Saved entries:
┌──

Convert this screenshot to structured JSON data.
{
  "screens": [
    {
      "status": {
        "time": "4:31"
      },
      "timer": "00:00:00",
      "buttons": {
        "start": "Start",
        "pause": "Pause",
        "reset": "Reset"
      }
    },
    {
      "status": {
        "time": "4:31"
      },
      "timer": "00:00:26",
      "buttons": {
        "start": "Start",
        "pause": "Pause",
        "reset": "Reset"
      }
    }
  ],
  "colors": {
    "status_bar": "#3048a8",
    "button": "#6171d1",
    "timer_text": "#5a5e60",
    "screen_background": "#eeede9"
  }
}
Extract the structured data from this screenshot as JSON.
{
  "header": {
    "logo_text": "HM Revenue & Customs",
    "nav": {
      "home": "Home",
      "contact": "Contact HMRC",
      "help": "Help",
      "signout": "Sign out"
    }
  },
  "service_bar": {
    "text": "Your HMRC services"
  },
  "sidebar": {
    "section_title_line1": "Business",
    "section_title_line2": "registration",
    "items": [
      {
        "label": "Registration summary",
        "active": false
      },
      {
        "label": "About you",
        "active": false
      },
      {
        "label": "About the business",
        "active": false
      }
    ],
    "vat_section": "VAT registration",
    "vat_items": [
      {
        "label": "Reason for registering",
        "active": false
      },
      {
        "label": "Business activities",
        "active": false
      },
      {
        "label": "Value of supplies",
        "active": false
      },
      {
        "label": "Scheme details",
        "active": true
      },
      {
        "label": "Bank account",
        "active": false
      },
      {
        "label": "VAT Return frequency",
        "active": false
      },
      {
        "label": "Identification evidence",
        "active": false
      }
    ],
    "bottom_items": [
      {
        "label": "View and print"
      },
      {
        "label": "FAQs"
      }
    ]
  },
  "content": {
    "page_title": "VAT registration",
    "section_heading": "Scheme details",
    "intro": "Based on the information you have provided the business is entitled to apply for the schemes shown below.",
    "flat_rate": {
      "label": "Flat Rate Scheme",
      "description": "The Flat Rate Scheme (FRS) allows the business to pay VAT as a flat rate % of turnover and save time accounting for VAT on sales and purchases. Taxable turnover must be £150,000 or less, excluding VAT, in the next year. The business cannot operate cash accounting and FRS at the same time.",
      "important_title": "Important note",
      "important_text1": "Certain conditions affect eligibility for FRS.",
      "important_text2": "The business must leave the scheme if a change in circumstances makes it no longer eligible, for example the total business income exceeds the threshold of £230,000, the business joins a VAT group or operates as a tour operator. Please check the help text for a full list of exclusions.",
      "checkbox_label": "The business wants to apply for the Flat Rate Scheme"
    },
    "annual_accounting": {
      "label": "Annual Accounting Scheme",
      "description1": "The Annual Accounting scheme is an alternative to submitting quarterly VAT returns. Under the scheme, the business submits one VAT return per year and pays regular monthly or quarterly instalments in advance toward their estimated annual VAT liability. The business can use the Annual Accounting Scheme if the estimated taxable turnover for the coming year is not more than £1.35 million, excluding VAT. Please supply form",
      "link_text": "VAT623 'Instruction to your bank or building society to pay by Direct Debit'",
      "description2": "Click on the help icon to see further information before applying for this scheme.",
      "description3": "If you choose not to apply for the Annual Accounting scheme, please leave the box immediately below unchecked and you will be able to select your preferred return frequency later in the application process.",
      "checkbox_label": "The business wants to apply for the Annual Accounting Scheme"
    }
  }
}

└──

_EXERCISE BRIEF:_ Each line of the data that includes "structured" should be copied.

_WRITTEN RESPONSE:_
Convert this screenshot to structured JSON data.
Extract the structured data from this screenshot as JSON.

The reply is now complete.